One of my friends mentioned to me this morning that she'd been asked to edit someone's book. Most of my friends are good enough writers to be able to give a good editing, but therein lies a problem:
Few beginning writers understand what a good edit actually is.
Friendships can be ruined when someone asks, "Will you edit my novel/story/memoirs?" There's nothing innately inimical in the question; it's actually a display of trust. But does the writer want an edit, or does she really want a review? Perhaps what she's looking for is actually encouragement. That isn't editing, although it is important. Or maybe she wants some grammar correction, or a little syntax help. That is editing, but it's not a full edit.
When I ask for someone to edit my novel, I am basically asking, "Please tell me all the ways in which this sucks. Go into detail, and be specific on how terribly each and every page is written. Look for every flaw, inconsistency, poorly chosen word, and confusing pronoun. Give me an in-depth explanation of how my characters aren't believable, engaging, and well-rounded. I also want a full summary of every minor plot hole, loophole, and stupid gimmick I've included.

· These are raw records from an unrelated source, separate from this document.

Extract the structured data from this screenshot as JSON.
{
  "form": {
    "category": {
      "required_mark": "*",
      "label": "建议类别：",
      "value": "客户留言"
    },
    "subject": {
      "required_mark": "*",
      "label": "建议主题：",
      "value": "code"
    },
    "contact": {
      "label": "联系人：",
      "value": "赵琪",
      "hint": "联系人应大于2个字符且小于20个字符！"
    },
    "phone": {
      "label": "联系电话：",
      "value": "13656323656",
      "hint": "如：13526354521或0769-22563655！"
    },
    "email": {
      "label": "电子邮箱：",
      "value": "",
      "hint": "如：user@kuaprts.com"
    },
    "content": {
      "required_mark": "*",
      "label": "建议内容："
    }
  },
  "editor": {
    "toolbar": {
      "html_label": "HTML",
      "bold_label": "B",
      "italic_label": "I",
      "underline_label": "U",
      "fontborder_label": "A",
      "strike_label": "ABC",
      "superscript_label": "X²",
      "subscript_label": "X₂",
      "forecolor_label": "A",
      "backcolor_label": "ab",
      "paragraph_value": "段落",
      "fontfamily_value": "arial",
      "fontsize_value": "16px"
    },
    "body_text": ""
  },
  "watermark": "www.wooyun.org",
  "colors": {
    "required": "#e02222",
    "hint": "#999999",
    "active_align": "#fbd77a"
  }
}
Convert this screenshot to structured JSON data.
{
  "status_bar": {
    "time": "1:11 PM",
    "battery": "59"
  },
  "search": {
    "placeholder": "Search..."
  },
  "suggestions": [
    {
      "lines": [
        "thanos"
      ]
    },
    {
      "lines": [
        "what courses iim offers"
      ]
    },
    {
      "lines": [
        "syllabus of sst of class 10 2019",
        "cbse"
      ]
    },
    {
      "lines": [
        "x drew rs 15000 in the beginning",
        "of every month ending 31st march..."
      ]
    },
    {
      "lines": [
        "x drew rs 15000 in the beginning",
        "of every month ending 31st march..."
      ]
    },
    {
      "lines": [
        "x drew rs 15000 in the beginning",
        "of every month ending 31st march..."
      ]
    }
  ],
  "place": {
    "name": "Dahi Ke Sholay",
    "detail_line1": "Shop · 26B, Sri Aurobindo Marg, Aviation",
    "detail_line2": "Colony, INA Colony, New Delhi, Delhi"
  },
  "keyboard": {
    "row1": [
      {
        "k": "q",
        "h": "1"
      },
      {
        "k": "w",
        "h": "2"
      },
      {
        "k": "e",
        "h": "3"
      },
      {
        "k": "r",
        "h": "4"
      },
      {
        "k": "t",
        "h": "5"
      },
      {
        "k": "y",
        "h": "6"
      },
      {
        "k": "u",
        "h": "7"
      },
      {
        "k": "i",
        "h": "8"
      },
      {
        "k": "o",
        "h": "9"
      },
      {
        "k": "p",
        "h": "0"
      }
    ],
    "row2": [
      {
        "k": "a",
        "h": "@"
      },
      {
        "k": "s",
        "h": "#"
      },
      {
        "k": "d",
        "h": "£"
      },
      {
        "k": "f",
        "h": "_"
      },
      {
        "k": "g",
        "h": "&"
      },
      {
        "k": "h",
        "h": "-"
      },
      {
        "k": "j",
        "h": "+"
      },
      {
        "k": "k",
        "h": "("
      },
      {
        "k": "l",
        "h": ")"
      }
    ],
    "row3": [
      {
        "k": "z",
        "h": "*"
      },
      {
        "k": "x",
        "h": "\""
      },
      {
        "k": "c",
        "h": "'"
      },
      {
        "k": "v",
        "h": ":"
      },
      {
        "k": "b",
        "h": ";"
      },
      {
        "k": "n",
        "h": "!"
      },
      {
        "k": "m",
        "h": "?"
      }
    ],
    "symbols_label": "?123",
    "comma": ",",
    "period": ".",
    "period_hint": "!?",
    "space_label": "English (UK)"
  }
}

If I'm not crying by the time you're done, go back and do it again." I'm not a masochist - I just want my novel to be the best it can possibly be. And if I don't know where the flaws are, I can't fix them.
Many people find it much easier to ask a stranger to do the editing, because there's less emotion involved; I prefer to have friends do it, because I know my friends are well-trained and because many of them have let me edit something or another of theirs, and they deserve a little revenge. Since I plan on publishing, and preferably with a traditional publishing house, I expect criticism. I don't want to put out any writing sample I'd be ashamed of calling my own: that is, anything with inferior grammar, inherent plot holes, or large logical fallacies. So I'd like my works to be well-edited even before they hit the publisher's editor, and that means I need true editing, not just a little encouragement or typographical correction (not that both of those aren't nice, too.)
If you think your story is ready for editing, consider if you're ready to ask someone to tell you all your writing flaws. This should make you cringe. If it doesn't, you're not being really honest with yourself. It will be emotionally bruising, especially at first, and it is very easy to get discouraged when someone you care about points out the flaws you didn't know you had. But, like all forms of self-improvement, the pain is a necessary part of growing. If you get a stone of dread in your stomach but you still want to hear the feedback, then you're probably ready for someone else to edit your story.
It's okay not to agree with all the edits provided. It's okay to change only what you think is relevant. But it's not okay to ask for an edit and then stop being friends with your editor, because they gave you the genuine, in-depth, highly critical edit they thought you asked for. So if you're not positive you're ready for the real thing, then be honest and be specific: "Will you read this for me and tell me what I'm doing well?" or "I'm writing a book, and I'd like someone to look for typographical errors. Would you be my spellcheck and grammar check?" Otherwise, you may get more than you wanted - and lose someone very important to you for the price.
What are your experiences with editing? Have you ever been asked to edit by someone who wasn't actually ready to get an edit? What happened?
This reminds me a bit of a post I did a few months ago, on when you should ask for a critique. (http://lscribeharris.blogspot.com/2011/03/when-should-you-ask-for-critique.html)ReplyDelete
I agree with your suggested phrasings for different types of editing and would add: "Would you mind reading through my story for plot/character inconsistencies?" For a lot of people, "big picture" editing is way more important than the SPAG, especially if those big picture problems will result in extensive rewrites.
That's a good one! Especially since sometimes you want JUST the character inconsistencies, without any other kinds of edits. After all, what's the point of spellcheck when you'll be rewriting entire sections?ReplyDelete
And if you guys haven't, you'll want to check out Scribe's post! It talks, amongst other things, on the hazards of asking for a read when partway through a story instead of waiting until the end (something I had to learn the hard way!)